Would you please return every line from the listing that contains the word "label"?
# # #
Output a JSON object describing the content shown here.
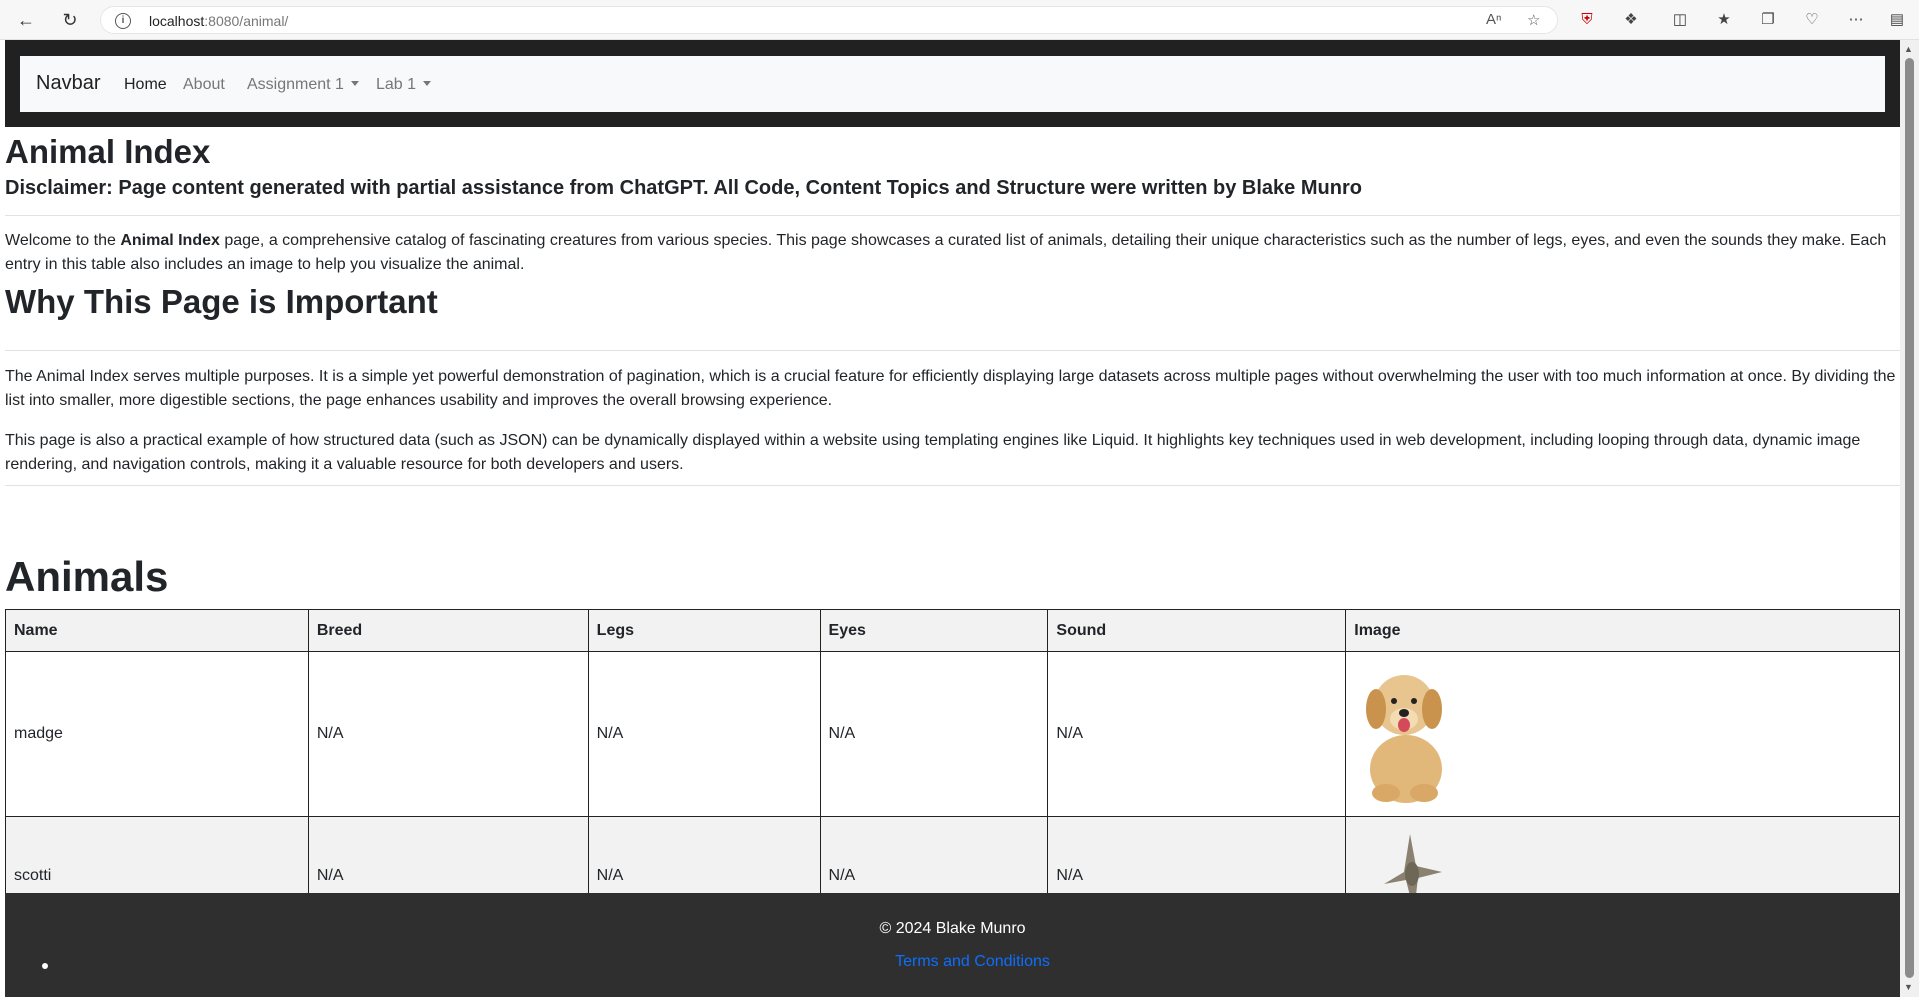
{
  "browser": {
    "url_host": "localhost",
    "url_path": ":8080/animal/"
  },
  "navbar": {
    "brand": "Navbar",
    "links": [
      {
        "label": "Home"
      },
      {
        "label": "About"
      },
      {
        "label": "Assignment 1"
      },
      {
        "label": "Lab 1"
      }
    ]
  },
  "page": {
    "title": "Animal Index",
    "disclaimer": "Disclaimer: Page content generated with partial assistance from ChatGPT. All Code, Content Topics and Structure were written by Blake Munro",
    "intro_before": "Welcome to the ",
    "intro_bold": "Animal Index",
    "intro_after": " page, a comprehensive catalog of fascinating creatures from various species. This page showcases a curated list of animals, detailing their unique characteristics such as the number of legs, eyes, and even the sounds they make. Each entry in this table also includes an image to help you visualize the animal.",
    "why_heading": "Why This Page is Important",
    "why_p1": "The Animal Index serves multiple purposes. It is a simple yet powerful demonstration of pagination, which is a crucial feature for efficiently displaying large datasets across multiple pages without overwhelming the user with too much information at once. By dividing the list into smaller, more digestible sections, the page enhances usability and improves the overall browsing experience.",
    "why_p2": "This page is also a practical example of how structured data (such as JSON) can be dynamically displayed within a website using templating engines like Liquid. It highlights key techniques used in web development, including looping through data, dynamic image rendering, and navigation controls, making it a valuable resource for both developers and users.",
    "animals_heading": "Animals"
  },
  "table": {
    "headers": [
      "Name",
      "Breed",
      "Legs",
      "Eyes",
      "Sound",
      "Image"
    ],
    "rows": [
      {
        "name": "madge",
        "breed": "N/A",
        "legs": "N/A",
        "eyes": "N/A",
        "sound": "N/A",
        "image": "puppy"
      },
      {
        "name": "scotti",
        "breed": "N/A",
        "legs": "N/A",
        "eyes": "N/A",
        "sound": "N/A",
        "image": "bird"
      }
    ]
  },
  "footer": {
    "copyright": "© 2024 Blake Munro",
    "terms": "Terms and Conditions"
  }
}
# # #
RESPONSE FOR THIS EXERCISE ->
        "label": "Home"
        "label": "About"
        "label": "Assignment 1"
        "label": "Lab 1"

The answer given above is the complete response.